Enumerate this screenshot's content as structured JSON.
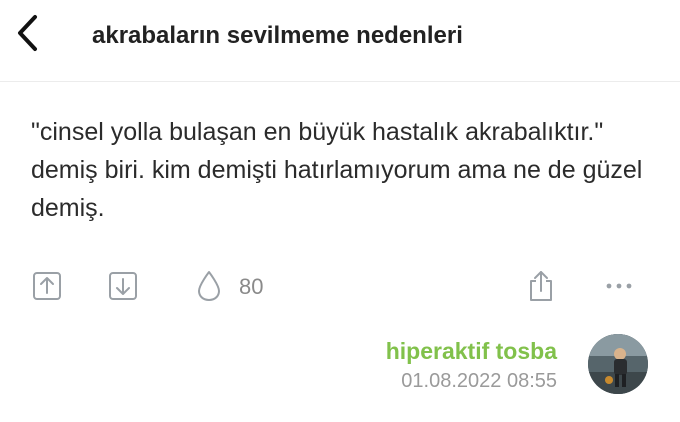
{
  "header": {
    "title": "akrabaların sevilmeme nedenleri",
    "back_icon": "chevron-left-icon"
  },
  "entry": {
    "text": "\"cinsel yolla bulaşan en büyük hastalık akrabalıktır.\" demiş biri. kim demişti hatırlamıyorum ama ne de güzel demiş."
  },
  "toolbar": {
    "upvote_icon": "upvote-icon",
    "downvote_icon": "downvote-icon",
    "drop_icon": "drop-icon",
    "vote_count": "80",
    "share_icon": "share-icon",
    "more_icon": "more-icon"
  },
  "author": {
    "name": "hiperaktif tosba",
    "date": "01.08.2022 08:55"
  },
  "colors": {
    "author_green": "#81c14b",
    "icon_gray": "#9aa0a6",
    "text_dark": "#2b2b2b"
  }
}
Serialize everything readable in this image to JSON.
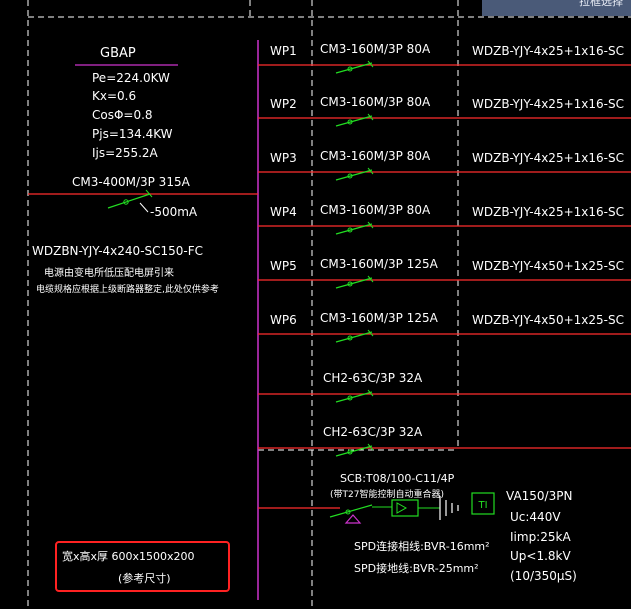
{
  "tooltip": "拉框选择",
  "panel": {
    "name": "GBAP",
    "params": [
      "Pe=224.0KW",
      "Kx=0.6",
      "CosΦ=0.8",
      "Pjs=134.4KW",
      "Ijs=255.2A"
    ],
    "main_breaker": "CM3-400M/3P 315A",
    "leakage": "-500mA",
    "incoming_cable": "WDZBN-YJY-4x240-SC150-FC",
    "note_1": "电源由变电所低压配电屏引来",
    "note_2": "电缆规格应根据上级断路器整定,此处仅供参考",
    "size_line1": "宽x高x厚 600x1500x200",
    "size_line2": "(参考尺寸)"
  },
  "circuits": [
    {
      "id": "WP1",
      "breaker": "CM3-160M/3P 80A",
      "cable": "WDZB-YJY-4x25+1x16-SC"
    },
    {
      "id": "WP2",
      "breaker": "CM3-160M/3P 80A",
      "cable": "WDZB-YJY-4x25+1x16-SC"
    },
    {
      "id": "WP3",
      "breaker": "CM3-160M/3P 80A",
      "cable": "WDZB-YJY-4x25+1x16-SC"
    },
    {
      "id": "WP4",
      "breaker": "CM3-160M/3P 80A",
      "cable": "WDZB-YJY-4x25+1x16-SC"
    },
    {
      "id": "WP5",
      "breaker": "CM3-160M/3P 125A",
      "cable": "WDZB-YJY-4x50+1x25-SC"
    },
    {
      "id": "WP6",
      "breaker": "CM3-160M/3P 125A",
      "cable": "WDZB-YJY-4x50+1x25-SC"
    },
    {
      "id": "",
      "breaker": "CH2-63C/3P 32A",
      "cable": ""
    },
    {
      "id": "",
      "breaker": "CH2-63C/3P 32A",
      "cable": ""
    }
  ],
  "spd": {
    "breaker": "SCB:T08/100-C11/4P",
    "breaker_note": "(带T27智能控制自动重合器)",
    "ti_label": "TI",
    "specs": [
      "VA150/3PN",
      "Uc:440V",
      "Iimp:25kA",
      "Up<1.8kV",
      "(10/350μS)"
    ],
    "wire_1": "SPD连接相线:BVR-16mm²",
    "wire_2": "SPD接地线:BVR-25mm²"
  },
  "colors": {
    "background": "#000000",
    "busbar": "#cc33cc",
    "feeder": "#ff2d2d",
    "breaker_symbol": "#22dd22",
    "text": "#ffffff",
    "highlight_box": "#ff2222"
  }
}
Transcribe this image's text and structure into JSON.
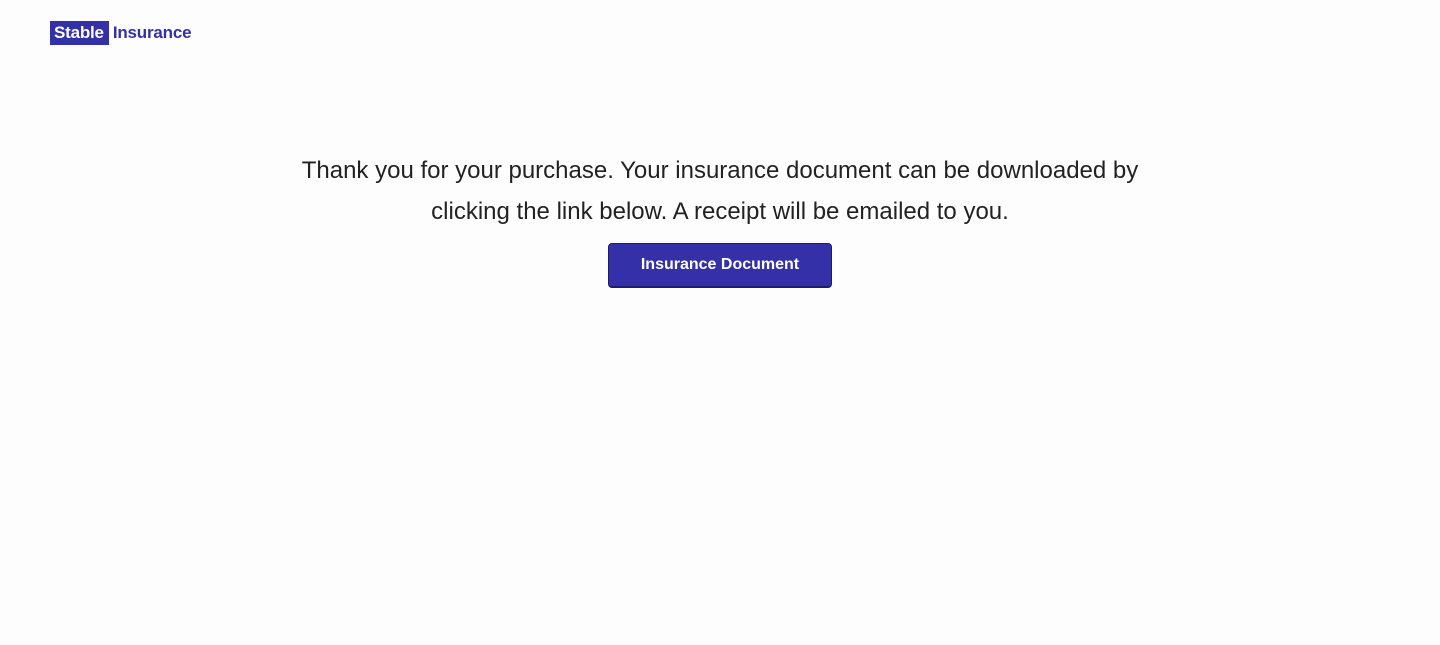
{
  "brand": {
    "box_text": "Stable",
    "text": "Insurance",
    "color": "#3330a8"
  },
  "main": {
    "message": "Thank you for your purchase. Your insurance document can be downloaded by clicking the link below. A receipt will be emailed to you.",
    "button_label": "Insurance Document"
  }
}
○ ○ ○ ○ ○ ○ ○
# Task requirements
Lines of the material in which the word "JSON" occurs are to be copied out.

# Solved exercise
Enumerate this screenshot's content as structured JSON.
Serialize everything readable in this image to JSON.
Transcribe this image's text and structure into JSON.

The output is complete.